The job opportunities, as well as the salaries, continue to increase with the advancement of new processing methods and tumor identification techniques. Approximately 70 % of the cytotechnology students are offered a position before the end of the senior year. Graduates have also gone on to medical school, physician assistants programs, or other graduate programs. Many ODU graduates are employed in management or supervisory positions across the country.
An individual considering a career in cytotechnology should be able to perform work that requires precision and sound judgment. Manual dexterity, dependability, and good color vision are also important characteristics. Since the expertise of the cytotechnologist is relied upon in assuring high quality patient care, individuals who are interested in becoming a cytotechnologist should have a high degree of integrity and be willing to assume a great deal of responsibility.
Technical standards represent the essential non-academic requirements of the program that students must master to successfully participate in the program and become employable. The following is a list of the technical abilities and skills applicants for admission must possess:
- Manual Dexterity: Ability to use hand(s) or prosthetic devices with coordination.
- Fine Motor: Ability to manipulate small objects with fingertips or adaptive devices.
- Vision: Ability to distinguish red, yellow, and blue colors; distinguish clear from cloudy; and distinguish objects through a microscope.
- Concentration: Ability to sit and concentrate visually for prolonged periods.
- Writing: Ability to communicate effectively in the written form in English.
- Reading: Ability to read, understand, and follow directions printed in English.
- Completion of a minimum of 120 semester hours
- Pass Exit Examination of Writing Proficiency

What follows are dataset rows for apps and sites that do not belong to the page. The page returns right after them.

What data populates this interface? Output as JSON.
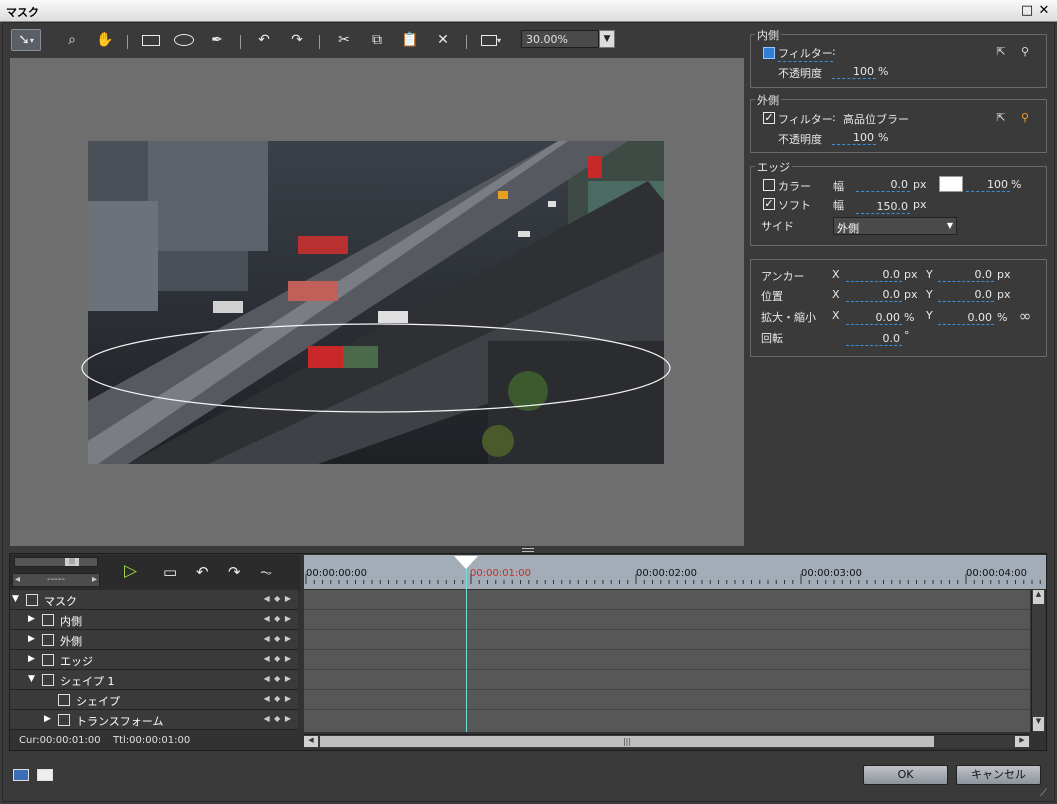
{
  "window": {
    "title": "マスク"
  },
  "toolbar": {
    "zoom": "30.00%",
    "tools": [
      "select-tool",
      "zoom-tool",
      "hand-tool",
      "rectangle-tool",
      "ellipse-tool",
      "pen-tool",
      "undo",
      "redo",
      "cut",
      "copy",
      "paste",
      "delete",
      "fit-view"
    ]
  },
  "inner": {
    "header": "内側",
    "filter_label": "フィルター",
    "filter_colon": ":",
    "filter_value": "",
    "opacity_label": "不透明度",
    "opacity_value": "100",
    "opacity_unit": "%"
  },
  "outer": {
    "header": "外側",
    "filter_label": "フィルター",
    "filter_colon": ":",
    "filter_value": "高品位ブラー",
    "opacity_label": "不透明度",
    "opacity_value": "100",
    "opacity_unit": "%"
  },
  "edge": {
    "header": "エッジ",
    "color_label": "カラー",
    "width_label": "幅",
    "color_width": "0.0",
    "color_width_unit": "px",
    "color_opacity": "100",
    "color_opacity_unit": "%",
    "soft_label": "ソフト",
    "soft_width_label": "幅",
    "soft_width": "150.0",
    "soft_unit": "px",
    "side_label": "サイド",
    "side_value": "外側"
  },
  "transform": {
    "anchor_label": "アンカー",
    "anchor_x": "0.0",
    "anchor_y": "0.0",
    "position_label": "位置",
    "position_x": "0.0",
    "position_y": "0.0",
    "scale_label": "拡大・縮小",
    "scale_x": "0.00",
    "scale_y": "0.00",
    "rotation_label": "回転",
    "rotation": "0.0",
    "rotation_unit": "°",
    "x": "X",
    "y": "Y",
    "px": "px",
    "pct": "%"
  },
  "timeline": {
    "zoom_value": "-----",
    "ruler": [
      "00:00:00:00",
      "00:00:01:00",
      "00:00:02:00",
      "00:00:03:00",
      "00:00:04:00"
    ],
    "tracks": [
      {
        "label": "マスク",
        "level": 0,
        "expanded": true
      },
      {
        "label": "内側",
        "level": 1,
        "expanded": false
      },
      {
        "label": "外側",
        "level": 1,
        "expanded": false
      },
      {
        "label": "エッジ",
        "level": 1,
        "expanded": false
      },
      {
        "label": "シェイプ 1",
        "level": 1,
        "expanded": true
      },
      {
        "label": "シェイプ",
        "level": 2,
        "leaf": true
      },
      {
        "label": "トランスフォーム",
        "level": 2,
        "expanded": false
      }
    ],
    "cur": "Cur:00:00:01:00",
    "ttl": "Ttl:00:00:01:00"
  },
  "buttons": {
    "ok": "OK",
    "cancel": "キャンセル"
  }
}
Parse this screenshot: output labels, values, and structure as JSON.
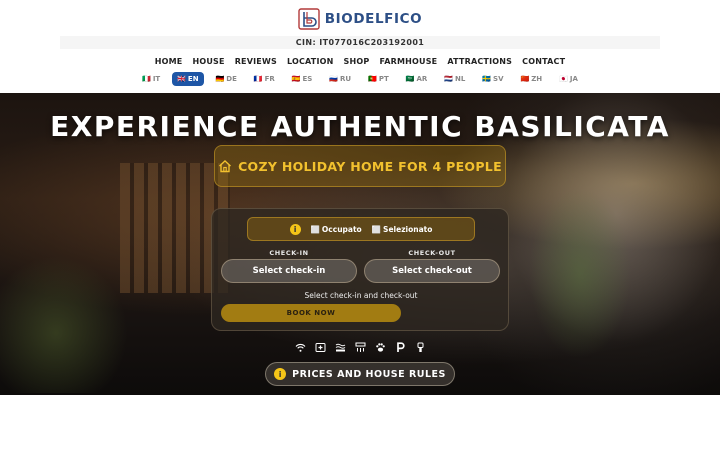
{
  "brand": {
    "name": "BIODELFICO",
    "logo_icon": "b-logo-icon",
    "color": "#2d4f86"
  },
  "cin": "CIN: IT077016C203192001",
  "nav": [
    "HOME",
    "HOUSE",
    "REVIEWS",
    "LOCATION",
    "SHOP",
    "FARMHOUSE",
    "ATTRACTIONS",
    "CONTACT"
  ],
  "languages": [
    {
      "code": "IT",
      "flag": "🇮🇹",
      "active": false
    },
    {
      "code": "EN",
      "flag": "🇬🇧",
      "active": true
    },
    {
      "code": "DE",
      "flag": "🇩🇪",
      "active": false
    },
    {
      "code": "FR",
      "flag": "🇫🇷",
      "active": false
    },
    {
      "code": "ES",
      "flag": "🇪🇸",
      "active": false
    },
    {
      "code": "RU",
      "flag": "🇷🇺",
      "active": false
    },
    {
      "code": "PT",
      "flag": "🇵🇹",
      "active": false
    },
    {
      "code": "AR",
      "flag": "🇸🇦",
      "active": false
    },
    {
      "code": "NL",
      "flag": "🇳🇱",
      "active": false
    },
    {
      "code": "SV",
      "flag": "🇸🇪",
      "active": false
    },
    {
      "code": "ZH",
      "flag": "🇨🇳",
      "active": false
    },
    {
      "code": "JA",
      "flag": "🇯🇵",
      "active": false
    }
  ],
  "hero": {
    "title": "EXPERIENCE AUTHENTIC BASILICATA",
    "subtitle": "COZY HOLIDAY HOME FOR 4 PEOPLE",
    "subtitle_icon": "house-icon"
  },
  "booking": {
    "legend": {
      "info": "i",
      "occupied_marker": "⬜",
      "occupied": "Occupato",
      "selected_marker": "⬜",
      "selected": "Selezionato"
    },
    "checkin_label": "CHECK-IN",
    "checkout_label": "CHECK-OUT",
    "checkin_button": "Select check-in",
    "checkout_button": "Select check-out",
    "hint": "Select check-in and check-out",
    "book_now": "BOOK NOW"
  },
  "amenities": [
    "wifi-icon",
    "first-aid-icon",
    "heating-icon",
    "air-conditioning-icon",
    "pets-icon",
    "parking-icon",
    "hair-dryer-icon"
  ],
  "rules_button": {
    "info": "i",
    "label": "PRICES AND HOUSE RULES"
  },
  "colors": {
    "accent": "#f2c12e",
    "active_lang": "#1e56a6",
    "book_button": "#a27c12"
  }
}
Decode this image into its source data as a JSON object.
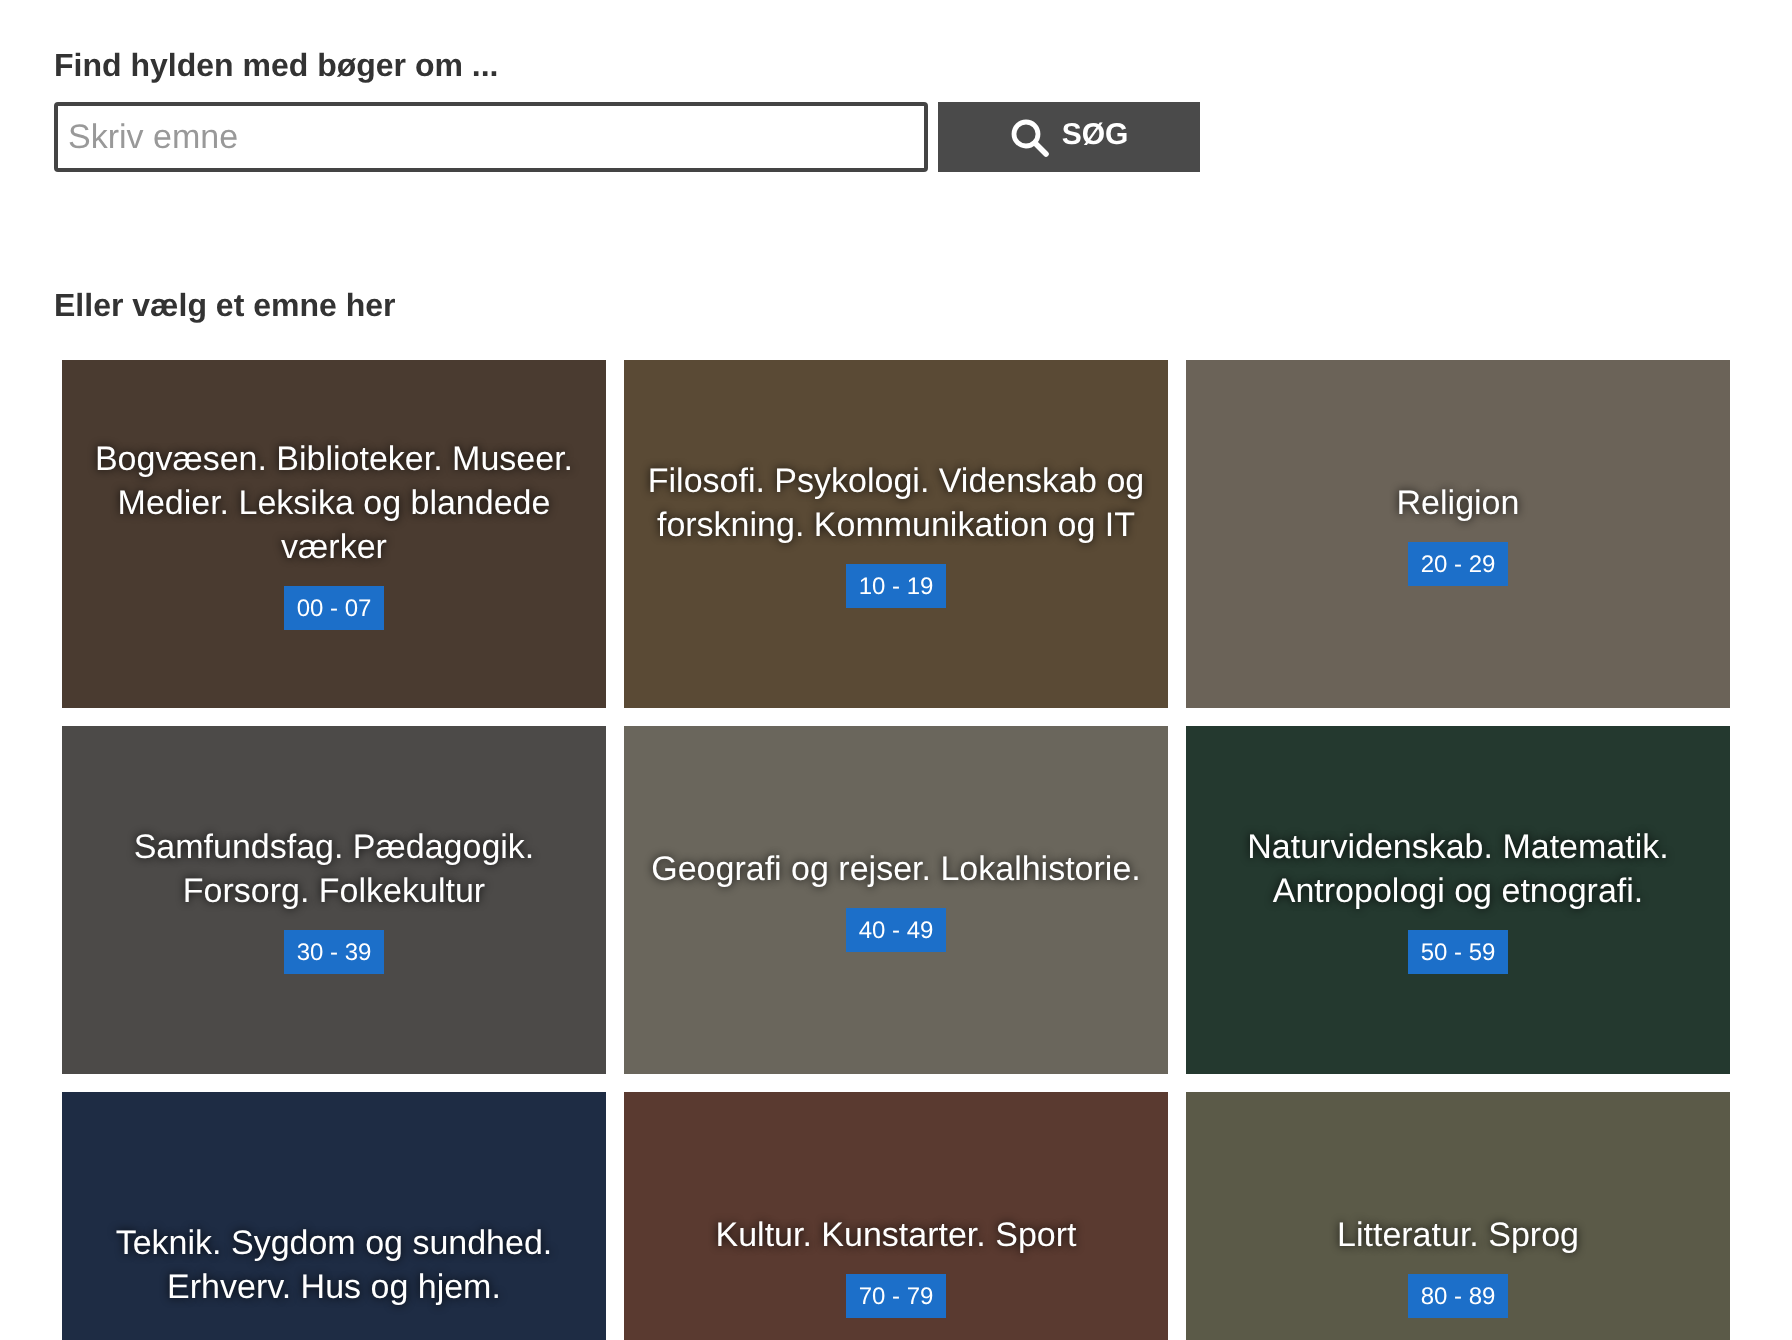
{
  "search": {
    "label": "Find hylden med bøger om ...",
    "placeholder": "Skriv emne",
    "button": "SØG"
  },
  "browse_heading": "Eller vælg et emne her",
  "categories": [
    {
      "title": "Bogvæsen. Biblioteker. Museer. Medier. Leksika og blandede værker",
      "range": "00 - 07"
    },
    {
      "title": "Filosofi. Psykologi. Videnskab og forskning. Kommunikation og IT",
      "range": "10 - 19"
    },
    {
      "title": "Religion",
      "range": "20 - 29"
    },
    {
      "title": "Samfundsfag. Pædagogik. Forsorg. Folkekultur",
      "range": "30 - 39"
    },
    {
      "title": "Geografi og rejser. Lokalhistorie.",
      "range": "40 - 49"
    },
    {
      "title": "Naturvidenskab. Matematik. Antropologi og etnografi.",
      "range": "50 - 59"
    },
    {
      "title": "Teknik. Sygdom og sundhed. Erhverv. Hus og hjem."
    },
    {
      "title": "Kultur. Kunstarter. Sport",
      "range": "70 - 79"
    },
    {
      "title": "Litteratur. Sprog",
      "range": "80 - 89"
    }
  ]
}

- Complete Senior Assessment
- Have a minimum of 2.0 cumulative GPA and 2.0 in major
- Completion of 30 semester hours ODU residency